━━━━━ Data shown

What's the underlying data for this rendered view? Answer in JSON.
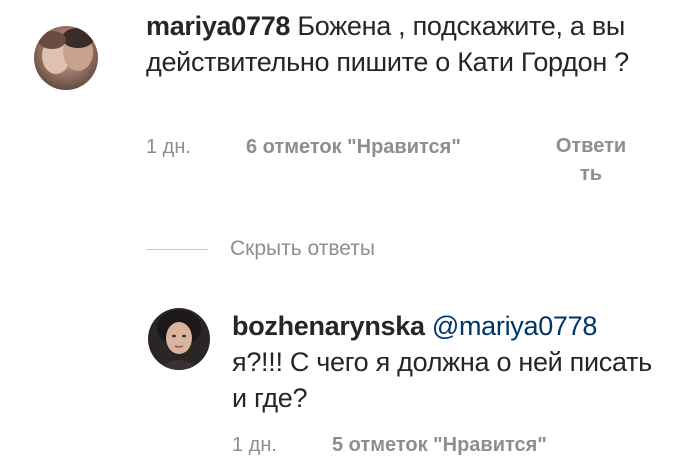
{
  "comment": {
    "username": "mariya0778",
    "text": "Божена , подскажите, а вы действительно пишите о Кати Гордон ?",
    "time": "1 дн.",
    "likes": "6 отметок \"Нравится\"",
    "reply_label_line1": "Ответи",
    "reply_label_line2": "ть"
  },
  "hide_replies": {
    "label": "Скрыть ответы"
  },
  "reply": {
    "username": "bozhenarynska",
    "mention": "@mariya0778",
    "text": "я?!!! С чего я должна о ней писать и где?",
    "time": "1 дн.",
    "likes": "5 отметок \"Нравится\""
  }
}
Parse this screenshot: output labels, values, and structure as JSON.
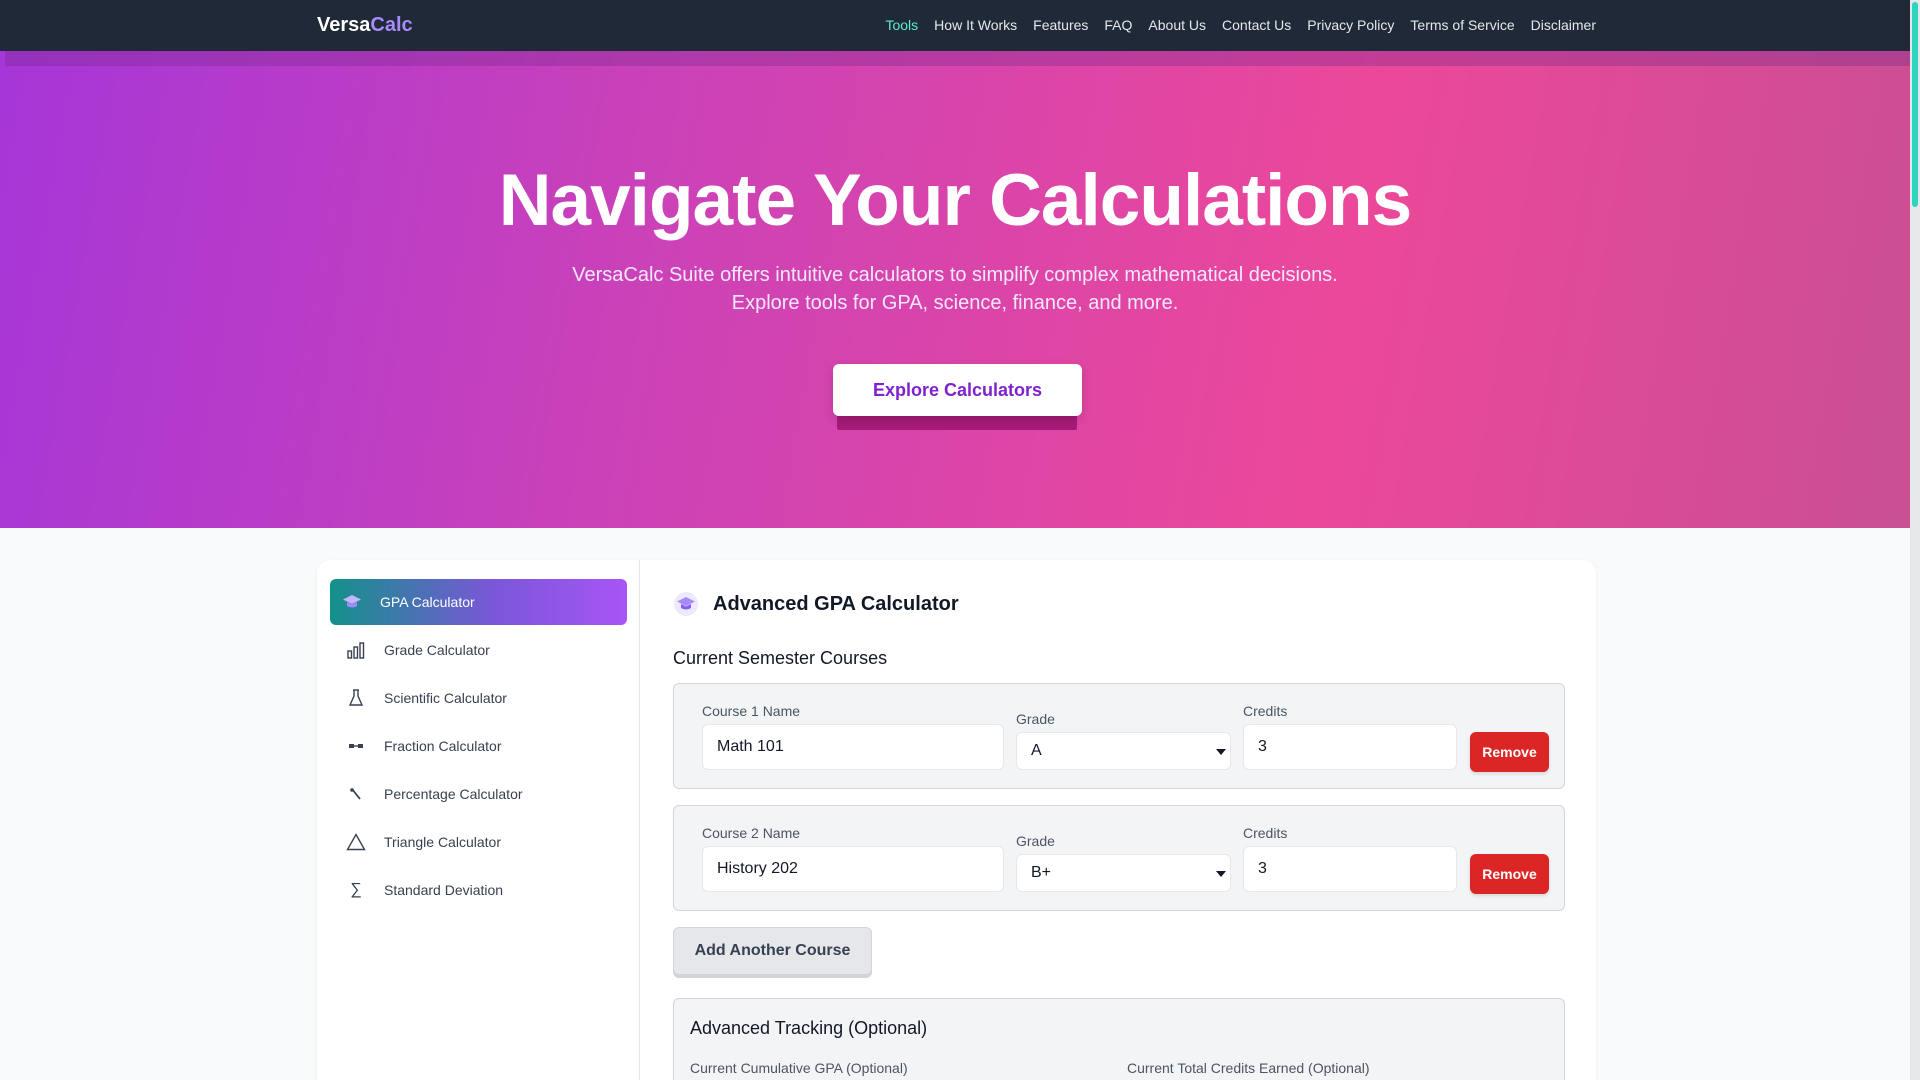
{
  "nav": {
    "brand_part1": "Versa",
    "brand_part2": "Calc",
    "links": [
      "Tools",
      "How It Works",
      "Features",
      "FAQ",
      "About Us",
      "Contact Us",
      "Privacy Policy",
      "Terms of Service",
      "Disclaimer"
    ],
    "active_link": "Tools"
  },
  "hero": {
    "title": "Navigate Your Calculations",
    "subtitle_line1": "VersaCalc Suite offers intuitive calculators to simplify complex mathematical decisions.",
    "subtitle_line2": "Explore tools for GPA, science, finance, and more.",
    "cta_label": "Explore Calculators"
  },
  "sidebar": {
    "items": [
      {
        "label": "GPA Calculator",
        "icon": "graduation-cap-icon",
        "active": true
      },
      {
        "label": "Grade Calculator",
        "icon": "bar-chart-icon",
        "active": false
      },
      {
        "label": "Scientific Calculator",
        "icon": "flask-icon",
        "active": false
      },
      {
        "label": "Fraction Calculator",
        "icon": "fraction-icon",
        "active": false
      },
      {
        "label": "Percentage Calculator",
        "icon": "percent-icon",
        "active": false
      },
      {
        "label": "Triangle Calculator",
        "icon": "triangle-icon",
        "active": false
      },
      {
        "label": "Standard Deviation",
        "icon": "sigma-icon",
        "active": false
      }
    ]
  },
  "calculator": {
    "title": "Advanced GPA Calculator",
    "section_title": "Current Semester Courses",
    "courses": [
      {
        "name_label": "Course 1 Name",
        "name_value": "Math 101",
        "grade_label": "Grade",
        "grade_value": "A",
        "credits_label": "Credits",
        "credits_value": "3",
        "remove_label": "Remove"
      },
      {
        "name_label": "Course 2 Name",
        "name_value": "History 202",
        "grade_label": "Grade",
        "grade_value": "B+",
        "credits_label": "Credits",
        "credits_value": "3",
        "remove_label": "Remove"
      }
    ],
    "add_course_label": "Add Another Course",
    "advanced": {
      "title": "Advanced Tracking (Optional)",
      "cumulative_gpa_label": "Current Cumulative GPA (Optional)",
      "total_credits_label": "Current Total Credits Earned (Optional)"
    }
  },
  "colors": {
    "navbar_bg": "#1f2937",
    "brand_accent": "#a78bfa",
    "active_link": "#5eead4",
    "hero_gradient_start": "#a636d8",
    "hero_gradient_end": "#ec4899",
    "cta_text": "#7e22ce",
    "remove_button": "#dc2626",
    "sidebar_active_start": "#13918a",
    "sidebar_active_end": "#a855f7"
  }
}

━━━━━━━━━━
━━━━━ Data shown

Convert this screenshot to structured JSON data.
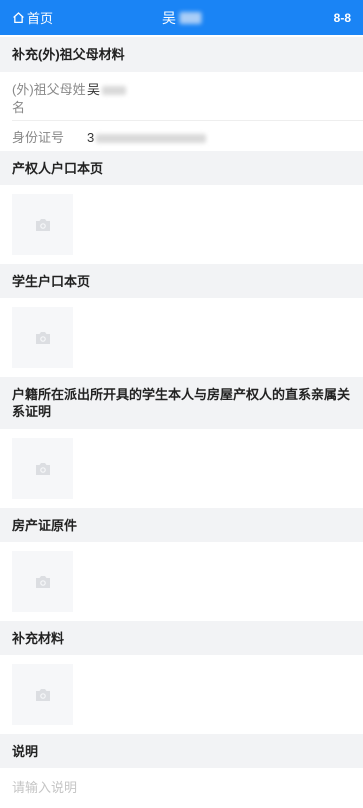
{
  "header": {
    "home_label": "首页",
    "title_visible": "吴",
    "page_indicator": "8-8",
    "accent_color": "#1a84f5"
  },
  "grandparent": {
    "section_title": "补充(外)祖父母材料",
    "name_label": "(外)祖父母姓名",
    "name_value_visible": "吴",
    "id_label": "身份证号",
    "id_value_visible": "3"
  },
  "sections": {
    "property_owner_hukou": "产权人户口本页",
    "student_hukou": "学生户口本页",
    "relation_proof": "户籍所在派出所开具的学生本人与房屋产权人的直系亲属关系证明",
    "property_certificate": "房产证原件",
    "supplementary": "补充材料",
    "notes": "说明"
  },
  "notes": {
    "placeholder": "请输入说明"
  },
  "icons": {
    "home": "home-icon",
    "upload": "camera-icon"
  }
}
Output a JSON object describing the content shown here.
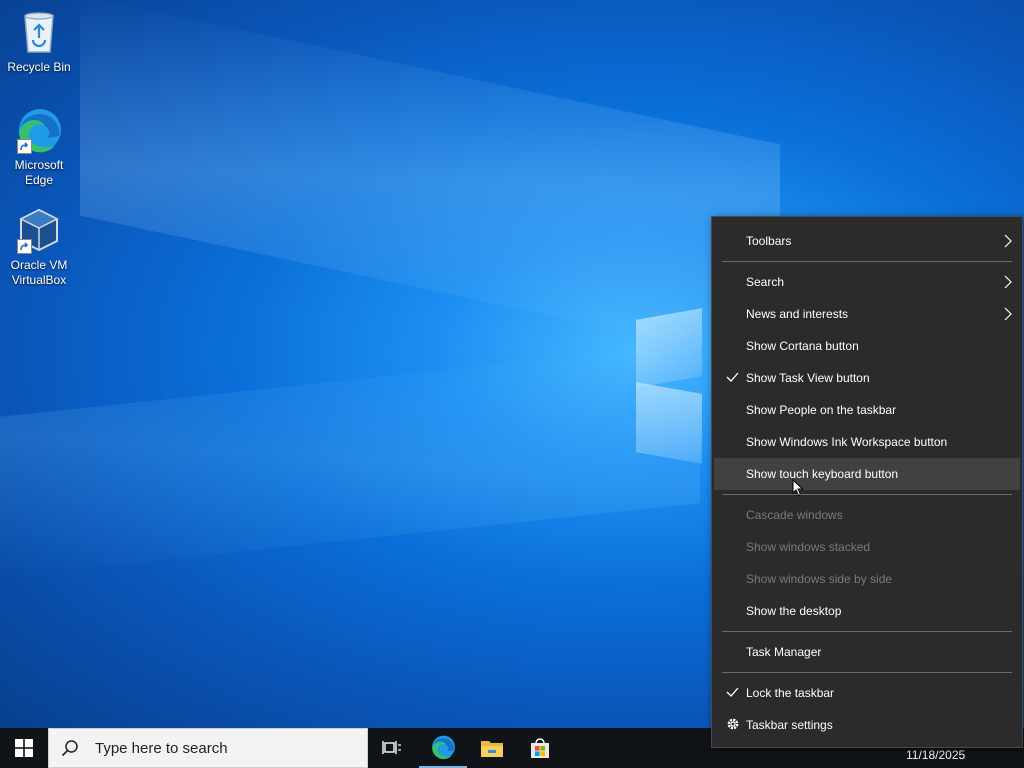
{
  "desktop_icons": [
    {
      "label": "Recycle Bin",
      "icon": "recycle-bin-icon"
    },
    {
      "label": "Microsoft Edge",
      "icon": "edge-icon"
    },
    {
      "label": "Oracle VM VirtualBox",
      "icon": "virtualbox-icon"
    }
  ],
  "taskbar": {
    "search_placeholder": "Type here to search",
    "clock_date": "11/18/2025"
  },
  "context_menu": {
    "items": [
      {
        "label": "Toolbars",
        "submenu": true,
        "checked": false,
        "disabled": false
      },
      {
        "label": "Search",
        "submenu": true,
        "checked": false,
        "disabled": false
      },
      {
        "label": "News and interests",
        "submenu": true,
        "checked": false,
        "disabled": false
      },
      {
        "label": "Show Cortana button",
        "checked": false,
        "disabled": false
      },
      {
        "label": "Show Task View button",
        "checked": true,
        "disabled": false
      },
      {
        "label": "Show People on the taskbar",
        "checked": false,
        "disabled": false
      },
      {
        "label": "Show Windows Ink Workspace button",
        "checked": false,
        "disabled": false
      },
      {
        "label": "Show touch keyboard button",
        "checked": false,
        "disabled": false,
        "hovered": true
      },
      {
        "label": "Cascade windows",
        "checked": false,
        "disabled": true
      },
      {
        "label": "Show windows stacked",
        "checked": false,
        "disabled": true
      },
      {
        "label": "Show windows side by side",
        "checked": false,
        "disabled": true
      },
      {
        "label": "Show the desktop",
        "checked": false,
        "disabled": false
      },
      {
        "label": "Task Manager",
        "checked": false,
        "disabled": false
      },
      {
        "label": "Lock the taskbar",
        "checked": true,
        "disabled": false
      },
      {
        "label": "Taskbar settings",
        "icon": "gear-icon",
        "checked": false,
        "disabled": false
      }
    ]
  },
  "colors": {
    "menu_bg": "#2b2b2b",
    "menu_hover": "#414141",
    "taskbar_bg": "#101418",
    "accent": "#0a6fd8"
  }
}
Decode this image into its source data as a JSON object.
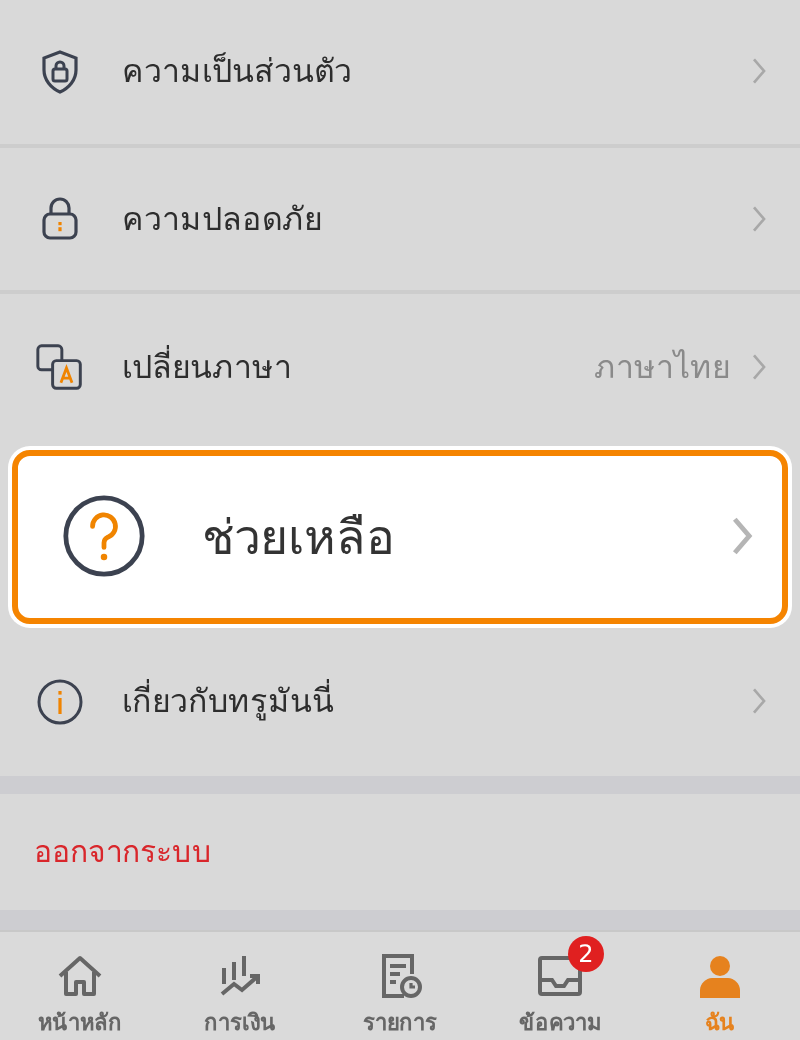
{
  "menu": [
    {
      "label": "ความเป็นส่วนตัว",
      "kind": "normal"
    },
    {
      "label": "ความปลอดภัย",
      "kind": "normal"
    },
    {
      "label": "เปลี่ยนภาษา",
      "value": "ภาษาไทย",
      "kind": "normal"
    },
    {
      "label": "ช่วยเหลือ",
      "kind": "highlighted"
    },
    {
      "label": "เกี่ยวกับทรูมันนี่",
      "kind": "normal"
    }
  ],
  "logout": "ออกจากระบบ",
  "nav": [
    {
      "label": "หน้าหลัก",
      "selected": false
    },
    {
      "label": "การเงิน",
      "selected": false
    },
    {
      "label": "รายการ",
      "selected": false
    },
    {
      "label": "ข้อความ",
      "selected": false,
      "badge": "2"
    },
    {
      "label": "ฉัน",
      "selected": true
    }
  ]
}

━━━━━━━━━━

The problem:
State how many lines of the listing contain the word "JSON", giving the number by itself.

Answer space:
5